  • Type a Sentence: While not as cool as the air guitar, the air keyboard can help prevent stiffness in your fingers. Imagine there's a keyboard in front of you and type out a few sentences. It doesn't matter which one—anything from Shakespeare to the headlines of a newspaper will work. If you're musically inclined, imaginary piano riffs work, too.

Try Cross Training

While you might not get around to your hobbies and passions as much as you'd like, there are some things you can do in the meantime to keep your hands busy while keeping your mind active, too.
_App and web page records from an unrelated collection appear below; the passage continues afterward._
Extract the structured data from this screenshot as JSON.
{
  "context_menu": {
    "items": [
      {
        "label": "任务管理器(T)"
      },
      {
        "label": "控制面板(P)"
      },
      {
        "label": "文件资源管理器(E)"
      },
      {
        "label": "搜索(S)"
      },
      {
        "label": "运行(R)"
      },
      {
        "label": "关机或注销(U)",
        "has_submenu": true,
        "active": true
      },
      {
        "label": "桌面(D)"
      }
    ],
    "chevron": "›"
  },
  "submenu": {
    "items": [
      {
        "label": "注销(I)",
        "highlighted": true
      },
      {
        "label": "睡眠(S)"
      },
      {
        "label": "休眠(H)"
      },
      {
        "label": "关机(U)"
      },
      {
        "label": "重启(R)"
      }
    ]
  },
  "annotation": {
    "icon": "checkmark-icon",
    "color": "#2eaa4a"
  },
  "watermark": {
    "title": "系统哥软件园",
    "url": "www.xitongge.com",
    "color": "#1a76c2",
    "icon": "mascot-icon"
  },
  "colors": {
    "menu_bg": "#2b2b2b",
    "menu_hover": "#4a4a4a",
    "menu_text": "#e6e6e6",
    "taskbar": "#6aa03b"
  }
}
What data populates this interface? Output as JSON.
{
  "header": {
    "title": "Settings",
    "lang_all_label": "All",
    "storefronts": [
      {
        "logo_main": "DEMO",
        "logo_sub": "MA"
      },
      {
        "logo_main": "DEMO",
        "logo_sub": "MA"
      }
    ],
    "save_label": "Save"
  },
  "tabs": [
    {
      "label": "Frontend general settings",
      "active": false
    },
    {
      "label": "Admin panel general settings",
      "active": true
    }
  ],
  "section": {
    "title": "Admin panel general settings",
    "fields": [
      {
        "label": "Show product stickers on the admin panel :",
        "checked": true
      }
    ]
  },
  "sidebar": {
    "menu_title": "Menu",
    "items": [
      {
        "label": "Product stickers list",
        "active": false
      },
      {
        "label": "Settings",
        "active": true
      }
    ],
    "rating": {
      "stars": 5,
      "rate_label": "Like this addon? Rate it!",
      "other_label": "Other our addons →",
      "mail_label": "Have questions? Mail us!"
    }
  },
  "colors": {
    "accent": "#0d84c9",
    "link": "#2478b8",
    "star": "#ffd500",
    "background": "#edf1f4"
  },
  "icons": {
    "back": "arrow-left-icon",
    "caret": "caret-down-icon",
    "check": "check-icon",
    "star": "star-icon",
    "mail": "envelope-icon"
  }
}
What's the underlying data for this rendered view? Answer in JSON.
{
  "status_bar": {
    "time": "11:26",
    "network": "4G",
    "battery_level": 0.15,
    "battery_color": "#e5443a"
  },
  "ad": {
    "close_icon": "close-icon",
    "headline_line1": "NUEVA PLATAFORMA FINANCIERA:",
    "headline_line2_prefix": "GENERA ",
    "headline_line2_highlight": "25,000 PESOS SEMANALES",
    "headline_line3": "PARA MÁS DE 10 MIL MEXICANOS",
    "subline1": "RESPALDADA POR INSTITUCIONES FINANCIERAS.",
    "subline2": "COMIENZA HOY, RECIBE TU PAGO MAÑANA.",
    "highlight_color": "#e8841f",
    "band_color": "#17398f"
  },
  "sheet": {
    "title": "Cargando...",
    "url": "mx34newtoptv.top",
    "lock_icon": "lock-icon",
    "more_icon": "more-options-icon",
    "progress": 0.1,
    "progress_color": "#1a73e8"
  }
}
  • Play Some Games: Finding simple toys that use your hands are a great way to keep joints fluid, as well as give your brain a different kind of challenge. The simple games you played as a child can help your joints feel young again: Rubix cubes, Cat's Cradle, kendamas, and so on. If you're feeling really adventurous, give the grandkids' video games a shot.
  • Get Silly (Putty): Yes, the stuff that you used to use to copy newspaper pages can help your arthritis. Stretching and snapping the pink goo provides good tension to improve hand strength, but more importantly... it's fun.
  • Tie Some Knots: Boy Scout or not, using a simple length of rope and attempting to master a few dozen types of knots will keep both your hands and mind busy. Besides, you never know when a good old-fashioned lobster buoy hitch knot might come in handy.

Get Some Help

If you'd rather save your hand strength for something you want to do, rather than something you have to do, look for helpful devices to make routine things easier. Some examples might include:

  • Jar openers
  • Wide-handled toothbrushes
  • Pen grips
  • Clothes with zippers instead of buttons

Always look for ways to make routine things easier to avoid undue stress on your joints.